___ DATA SUPPLIED ___

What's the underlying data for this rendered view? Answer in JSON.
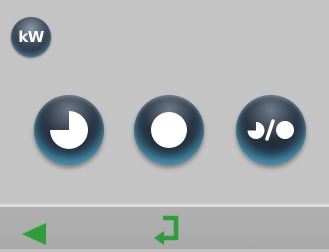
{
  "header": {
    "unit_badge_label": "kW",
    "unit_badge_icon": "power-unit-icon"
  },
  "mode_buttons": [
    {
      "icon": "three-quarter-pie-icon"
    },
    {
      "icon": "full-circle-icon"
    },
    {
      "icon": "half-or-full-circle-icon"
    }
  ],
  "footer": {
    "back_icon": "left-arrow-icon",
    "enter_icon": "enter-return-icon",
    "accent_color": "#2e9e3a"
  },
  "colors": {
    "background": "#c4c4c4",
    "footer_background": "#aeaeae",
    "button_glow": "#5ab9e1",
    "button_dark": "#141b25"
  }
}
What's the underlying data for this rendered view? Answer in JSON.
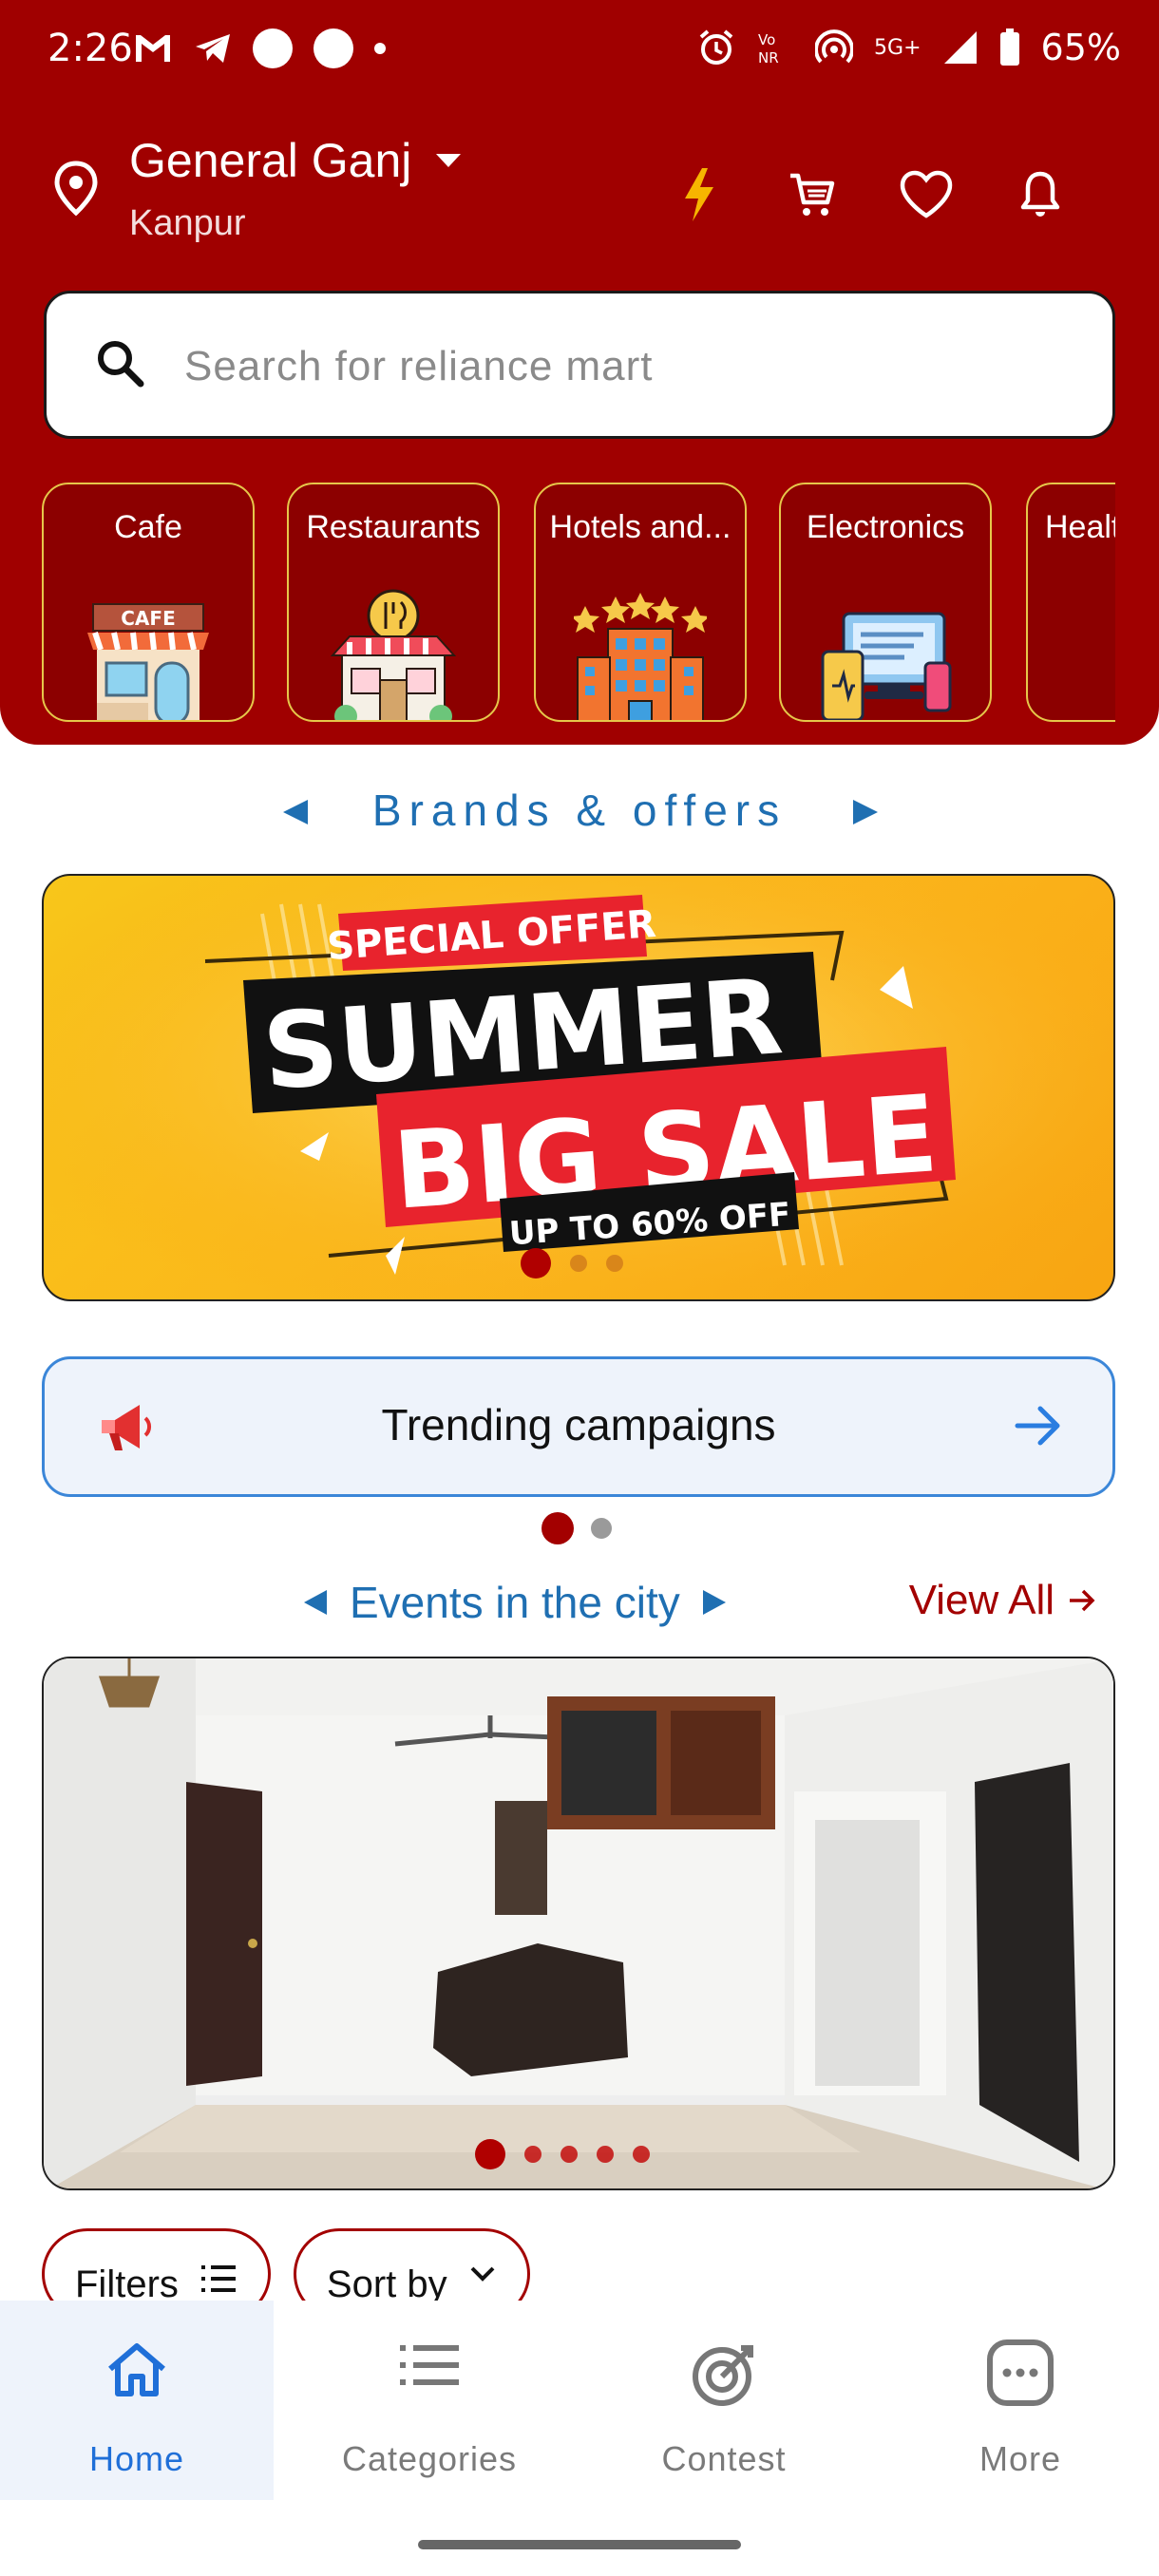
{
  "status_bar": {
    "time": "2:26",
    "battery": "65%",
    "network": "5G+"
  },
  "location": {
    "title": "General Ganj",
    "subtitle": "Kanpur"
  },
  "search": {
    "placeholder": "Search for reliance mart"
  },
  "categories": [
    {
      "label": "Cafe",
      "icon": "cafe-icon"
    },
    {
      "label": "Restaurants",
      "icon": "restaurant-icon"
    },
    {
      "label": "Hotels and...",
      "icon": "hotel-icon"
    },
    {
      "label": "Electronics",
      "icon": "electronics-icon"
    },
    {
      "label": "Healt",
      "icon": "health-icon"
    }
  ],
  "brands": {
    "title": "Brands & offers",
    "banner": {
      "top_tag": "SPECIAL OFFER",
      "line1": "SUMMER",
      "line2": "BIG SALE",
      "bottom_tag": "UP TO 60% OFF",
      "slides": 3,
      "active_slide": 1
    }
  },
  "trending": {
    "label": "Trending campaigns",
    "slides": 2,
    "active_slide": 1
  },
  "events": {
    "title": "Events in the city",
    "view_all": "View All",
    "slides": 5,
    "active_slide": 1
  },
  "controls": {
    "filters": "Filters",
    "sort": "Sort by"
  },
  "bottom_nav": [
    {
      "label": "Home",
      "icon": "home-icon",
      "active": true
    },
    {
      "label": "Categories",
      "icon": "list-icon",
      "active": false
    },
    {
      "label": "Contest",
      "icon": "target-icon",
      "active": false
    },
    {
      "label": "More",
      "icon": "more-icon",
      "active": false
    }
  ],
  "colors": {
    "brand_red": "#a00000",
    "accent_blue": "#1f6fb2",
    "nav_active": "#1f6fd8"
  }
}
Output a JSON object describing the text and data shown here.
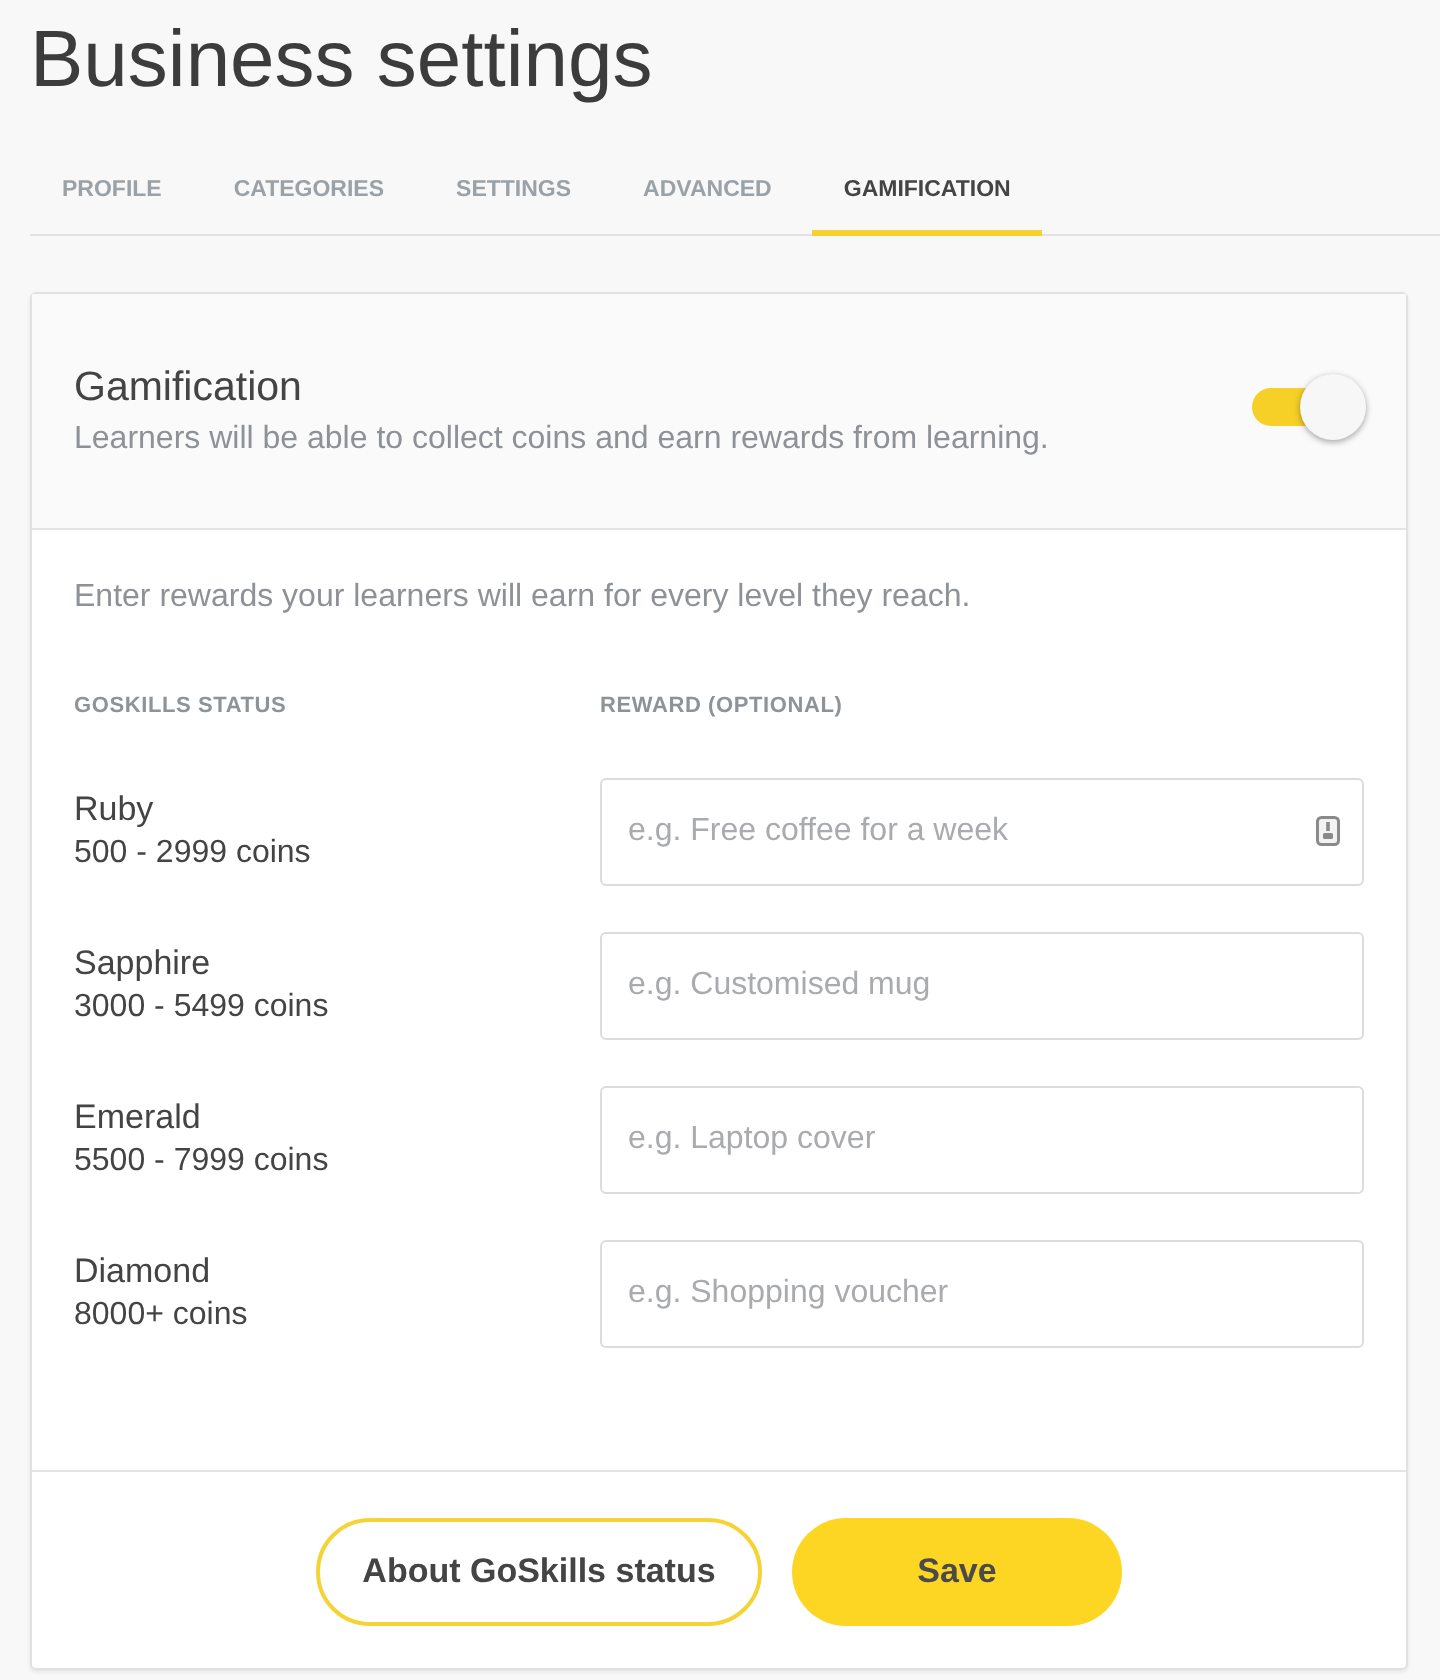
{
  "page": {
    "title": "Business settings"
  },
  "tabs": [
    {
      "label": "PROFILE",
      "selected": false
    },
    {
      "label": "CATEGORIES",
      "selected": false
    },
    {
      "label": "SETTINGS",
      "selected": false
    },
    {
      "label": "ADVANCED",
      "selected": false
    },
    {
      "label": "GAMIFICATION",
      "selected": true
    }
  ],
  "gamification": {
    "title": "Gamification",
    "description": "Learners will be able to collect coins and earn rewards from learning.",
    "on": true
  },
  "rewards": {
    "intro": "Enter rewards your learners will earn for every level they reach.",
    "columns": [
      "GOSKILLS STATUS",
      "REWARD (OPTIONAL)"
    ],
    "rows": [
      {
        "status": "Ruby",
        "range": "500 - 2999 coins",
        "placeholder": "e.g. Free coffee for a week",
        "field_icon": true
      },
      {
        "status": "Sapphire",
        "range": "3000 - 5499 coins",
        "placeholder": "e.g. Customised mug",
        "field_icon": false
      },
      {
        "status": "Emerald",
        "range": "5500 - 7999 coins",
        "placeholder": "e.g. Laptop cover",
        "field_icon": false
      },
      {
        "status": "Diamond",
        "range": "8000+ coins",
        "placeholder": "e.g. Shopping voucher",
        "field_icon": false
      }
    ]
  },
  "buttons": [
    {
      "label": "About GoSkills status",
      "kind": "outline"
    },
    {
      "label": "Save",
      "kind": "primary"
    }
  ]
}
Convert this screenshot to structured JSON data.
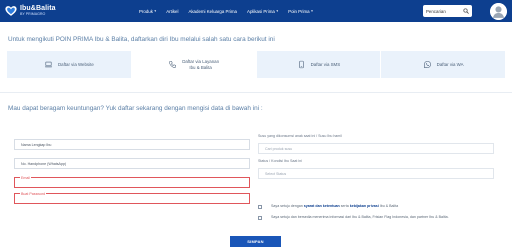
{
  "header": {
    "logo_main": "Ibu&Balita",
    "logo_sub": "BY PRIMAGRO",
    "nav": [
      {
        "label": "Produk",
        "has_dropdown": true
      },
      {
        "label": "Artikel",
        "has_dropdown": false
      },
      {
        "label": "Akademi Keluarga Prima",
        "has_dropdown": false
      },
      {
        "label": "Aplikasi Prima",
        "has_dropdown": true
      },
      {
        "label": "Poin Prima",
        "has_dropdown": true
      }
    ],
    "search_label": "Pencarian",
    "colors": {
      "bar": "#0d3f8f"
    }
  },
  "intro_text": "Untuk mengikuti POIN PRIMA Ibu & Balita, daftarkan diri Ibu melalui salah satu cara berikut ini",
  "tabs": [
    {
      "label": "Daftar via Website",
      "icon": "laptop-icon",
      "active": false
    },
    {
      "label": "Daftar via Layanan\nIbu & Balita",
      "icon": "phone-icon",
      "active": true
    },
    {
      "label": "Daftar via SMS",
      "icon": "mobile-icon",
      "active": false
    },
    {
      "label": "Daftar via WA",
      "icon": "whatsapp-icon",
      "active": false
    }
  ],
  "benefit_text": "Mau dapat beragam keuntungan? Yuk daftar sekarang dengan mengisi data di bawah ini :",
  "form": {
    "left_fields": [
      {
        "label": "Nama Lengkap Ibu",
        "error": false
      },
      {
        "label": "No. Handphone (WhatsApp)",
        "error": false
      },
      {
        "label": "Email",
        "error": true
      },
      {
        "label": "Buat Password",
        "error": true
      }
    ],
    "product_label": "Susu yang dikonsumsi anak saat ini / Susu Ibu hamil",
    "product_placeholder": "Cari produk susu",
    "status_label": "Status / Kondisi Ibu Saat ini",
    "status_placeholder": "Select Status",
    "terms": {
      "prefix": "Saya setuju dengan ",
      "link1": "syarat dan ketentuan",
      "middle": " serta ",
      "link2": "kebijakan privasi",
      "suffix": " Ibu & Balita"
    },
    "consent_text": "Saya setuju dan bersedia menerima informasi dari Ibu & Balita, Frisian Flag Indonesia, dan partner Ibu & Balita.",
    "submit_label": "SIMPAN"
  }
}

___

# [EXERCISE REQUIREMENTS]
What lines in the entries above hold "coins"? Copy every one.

# [EXERCISE RESULT]
    "description": "Learners will be able to collect coins and earn rewards from learning.",
        "range": "500 - 2999 coins",
        "range": "3000 - 5499 coins",
        "range": "5500 - 7999 coins",
        "range": "8000+ coins",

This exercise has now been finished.